Beatty and Keaton are great in this film- with brilliant support from Gene Hackman,Jack Nicholson, Paul Sorvino & Maureen Stapleton. We see the John Reed on-screen move from Jack Reed journalist to John Reed idealist- the only American to be buried within the walls of the Kremlin.
Various anti-commies have objected to this film as it depicts Communism- well, at the time, this development from Marx/Engels 1848 Manifesto seemed liberating. Many intellectuals pondered on a new collective, non-Capitalist world- which was sadly a utopia that was unattainable. The Russian experiment failed- Beatty alludes to the flaws and Stalinism in the speech which the Party retranslate towards their own ends towards the end of the film. The Russian Revolution was an ideal- the workers of the world uniting- which considering the treatement meted out by the likes of Henry Ford was a good thing.
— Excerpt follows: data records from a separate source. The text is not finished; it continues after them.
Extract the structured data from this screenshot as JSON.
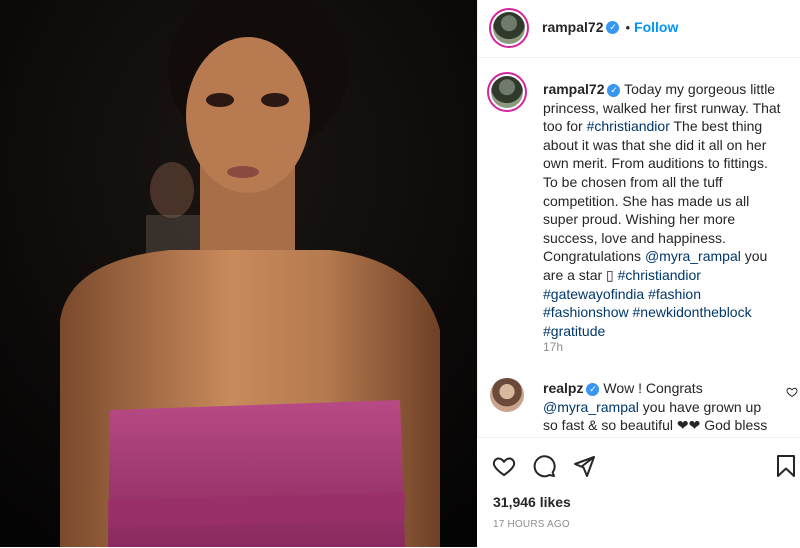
{
  "post": {
    "author": "rampal72",
    "follow_label": "Follow",
    "separator": "•",
    "caption_intro": "Today my gorgeous little princess, walked her first runway. That too for ",
    "tag_christiandior_1": "#christiandior",
    "caption_mid": " The best thing about it was that she did it all on her own merit. From auditions to fittings. To be chosen from all the tuff competition. She has made us all super proud. Wishing her more success, love and happiness. Congratulations ",
    "mention_myra": "@myra_rampal",
    "caption_end": " you are a star ",
    "emoji_placeholder": "▯",
    "tags": [
      "#christiandior",
      "#gatewayofindia",
      "#fashion",
      "#fashionshow",
      "#newkidontheblock",
      "#gratitude"
    ],
    "time_ago": "17h",
    "likes": "31,946 likes",
    "posted": "17 HOURS AGO"
  },
  "comment": {
    "author": "realpz",
    "text_start": "Wow ! Congrats",
    "mention": "@myra_rampal",
    "text_end": " you have grown up so fast & so beautiful ❤❤ God bless"
  },
  "icons": {
    "verified": "verified-badge-icon",
    "like": "heart-icon",
    "comment": "comment-icon",
    "share": "paper-plane-icon",
    "save": "bookmark-icon"
  }
}
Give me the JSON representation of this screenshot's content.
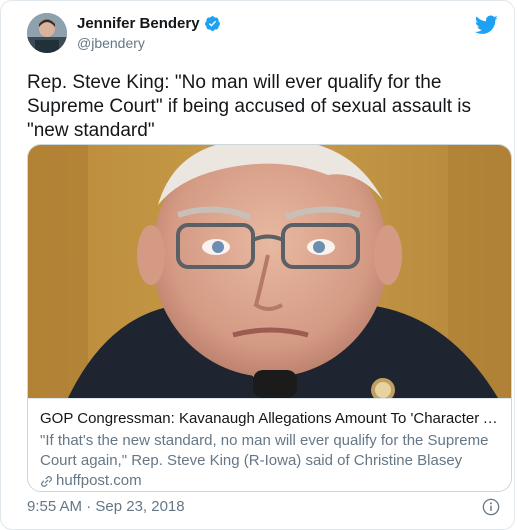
{
  "author": {
    "display_name": "Jennifer Bendery",
    "handle": "@jbendery",
    "verified": true
  },
  "tweet": {
    "text": "Rep. Steve King: \"No man will ever qualify for the Supreme Court\" if being accused of sexual assault is \"new standard\"",
    "emoji": "neutral-face-emoji"
  },
  "card": {
    "title": "GOP Congressman: Kavanaugh Allegations Amount To 'Character Assa...",
    "description": "\"If that's the new standard, no man will ever qualify for the Supreme Court again,\" Rep. Steve King (R-Iowa) said of Christine Blasey Ford's ...",
    "domain": "huffpost.com"
  },
  "timestamp": "9:55 AM · Sep 23, 2018",
  "colors": {
    "twitter_blue": "#1da1f2",
    "text_primary": "#14171a",
    "text_secondary": "#657786",
    "border": "#e1e8ed"
  }
}
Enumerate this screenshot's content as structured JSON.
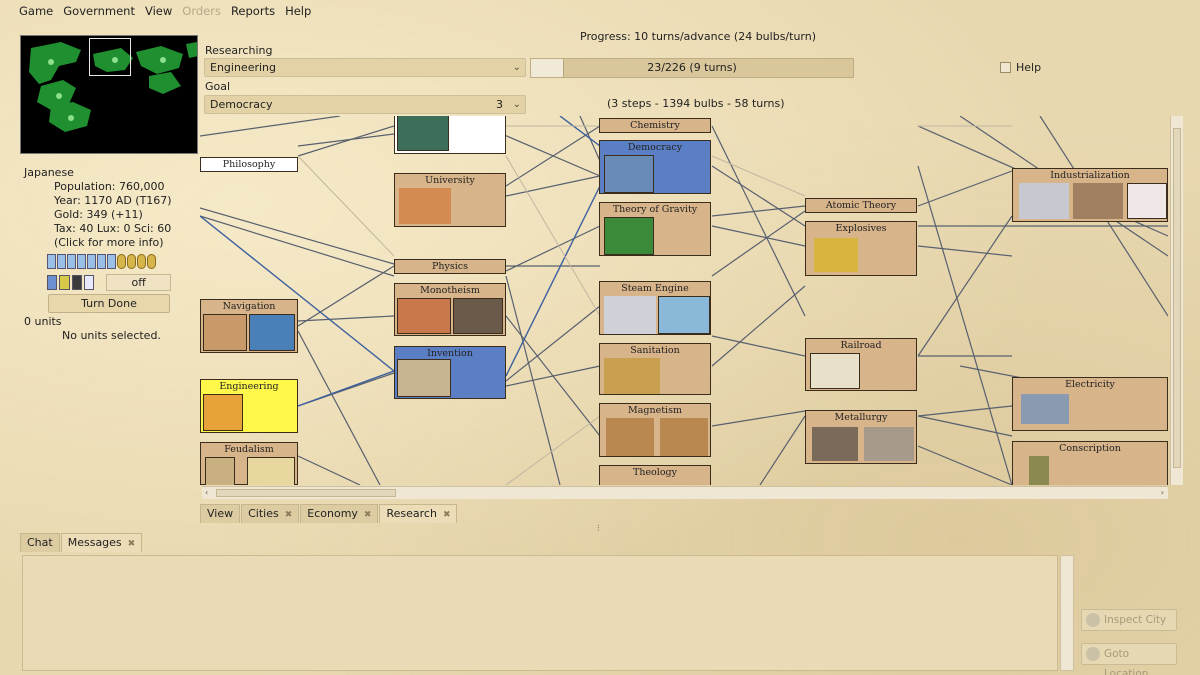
{
  "menubar": {
    "items": [
      {
        "label": "Game",
        "enabled": true
      },
      {
        "label": "Government",
        "enabled": true
      },
      {
        "label": "View",
        "enabled": true
      },
      {
        "label": "Orders",
        "enabled": false
      },
      {
        "label": "Reports",
        "enabled": true
      },
      {
        "label": "Help",
        "enabled": true
      }
    ]
  },
  "info": {
    "nation": "Japanese",
    "population": "Population: 760,000",
    "year": "Year: 1170 AD (T167)",
    "gold": "Gold: 349 (+11)",
    "rates": "Tax: 40 Lux: 0 Sci: 60",
    "hint": "(Click for more info)"
  },
  "status": {
    "off_label": "off",
    "turn_done": "Turn Done",
    "units_count": "0 units",
    "units_selected": "No units selected."
  },
  "research": {
    "progress": "Progress: 10 turns/advance (24 bulbs/turn)",
    "researching_label": "Researching",
    "researching_value": "Engineering",
    "bar_text": "23/226 (9 turns)",
    "bar_fraction": 0.102,
    "help_label": "Help",
    "goal_label": "Goal",
    "goal_value": "Democracy",
    "goal_steps_count": "3",
    "goal_summary": "(3 steps - 1394 bulbs - 58 turns)"
  },
  "tree": {
    "nodes": [
      {
        "key": "philosophy",
        "label": "Philosophy"
      },
      {
        "key": "university",
        "label": "University"
      },
      {
        "key": "physics",
        "label": "Physics"
      },
      {
        "key": "monotheism",
        "label": "Monotheism"
      },
      {
        "key": "invention",
        "label": "Invention"
      },
      {
        "key": "navigation",
        "label": "Navigation"
      },
      {
        "key": "engineering",
        "label": "Engineering"
      },
      {
        "key": "feudalism",
        "label": "Feudalism"
      },
      {
        "key": "chemistry",
        "label": "Chemistry"
      },
      {
        "key": "democracy",
        "label": "Democracy"
      },
      {
        "key": "theory-of-gravity",
        "label": "Theory of Gravity"
      },
      {
        "key": "steam-engine",
        "label": "Steam Engine"
      },
      {
        "key": "sanitation",
        "label": "Sanitation"
      },
      {
        "key": "magnetism",
        "label": "Magnetism"
      },
      {
        "key": "theology",
        "label": "Theology"
      },
      {
        "key": "atomic-theory",
        "label": "Atomic Theory"
      },
      {
        "key": "explosives",
        "label": "Explosives"
      },
      {
        "key": "railroad",
        "label": "Railroad"
      },
      {
        "key": "metallurgy",
        "label": "Metallurgy"
      },
      {
        "key": "industrialization",
        "label": "Industrialization"
      },
      {
        "key": "electricity",
        "label": "Electricity"
      },
      {
        "key": "conscription",
        "label": "Conscription"
      }
    ]
  },
  "bottom_tabs": [
    {
      "label": "View",
      "closable": false
    },
    {
      "label": "Cities",
      "closable": true
    },
    {
      "label": "Economy",
      "closable": true
    },
    {
      "label": "Research",
      "closable": true
    }
  ],
  "chat_tabs": [
    {
      "label": "Chat",
      "closable": false
    },
    {
      "label": "Messages",
      "closable": true
    }
  ],
  "buttons": {
    "inspect_city": "Inspect City",
    "goto_location": "Goto Location"
  },
  "colors": {
    "goal": "#5a7fc4",
    "current": "#fff84a",
    "known": "#d8b48a",
    "background": "#e8d8b0"
  }
}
This message is still relevant- as 'free market Capitalism' means market dominance for Superpowers, poverty for others- the persistence of a constant underclass and the eradication of Union Rights. There are as many flawed ethics to Capitalism as Communism- the arms trade (Reagan/Bush to Hussain, the US-sponsored coup in Chile-Cambodia-El Salvador- a policy which continues up to the failed one last week in Venezuala). Beatty takes the socialist ideals which 'Shampoo' alluded to and which he continued in the satirical 'Bulworth'.
Unlike Attenborough's 'Gandhi', this is not a biopic that is too reverent to its focus- many times Reed is shown to be a clown and it is Bryant's character who undergoes the vaster change- giving this film a strong feminist element. The other stroke of genius is the use of the witnesses- who provide a commentary on the film that sometimes contradict each other- alluding to a multiplicity of truths that overlap (as with Stone's alternate scenarios in 'JFK' & 'Nixon'- they themselves are not true but point out that the truth is relative and the accepted historist take may not be any more "real").
The Oscar people exhibited their usual poor taste again- choosing the yawnworthy 'Chariots of Fire' over this for best picture (well, the year before they chose 'Ordinary People' over 'Raging Bull'- and to this day mediocrity wins that coveted award: 'Forrest Gump', 'Schindler's List', 'Gladiator', 'Braveheart', 'Titanic'). This film has an epic scope- that the worthy Oscar winner 'The English Patient' also exhibited- though both show influence from David Lean. This was a time when Hollywood had ambition and made some great films that may not have set the box-office on fire a la 'Jaws' or 'Star Wars' but made some great works for posterity: 'The Deer Hunter', 'New York New York', 'Raging Bull', 'Heavens Gate' and this. 'Reds' is a masterpiece that should be seen by everyone and desrves to take its place alongside classic works by directors such as John Ford, Howard Hawks and Orson Welles.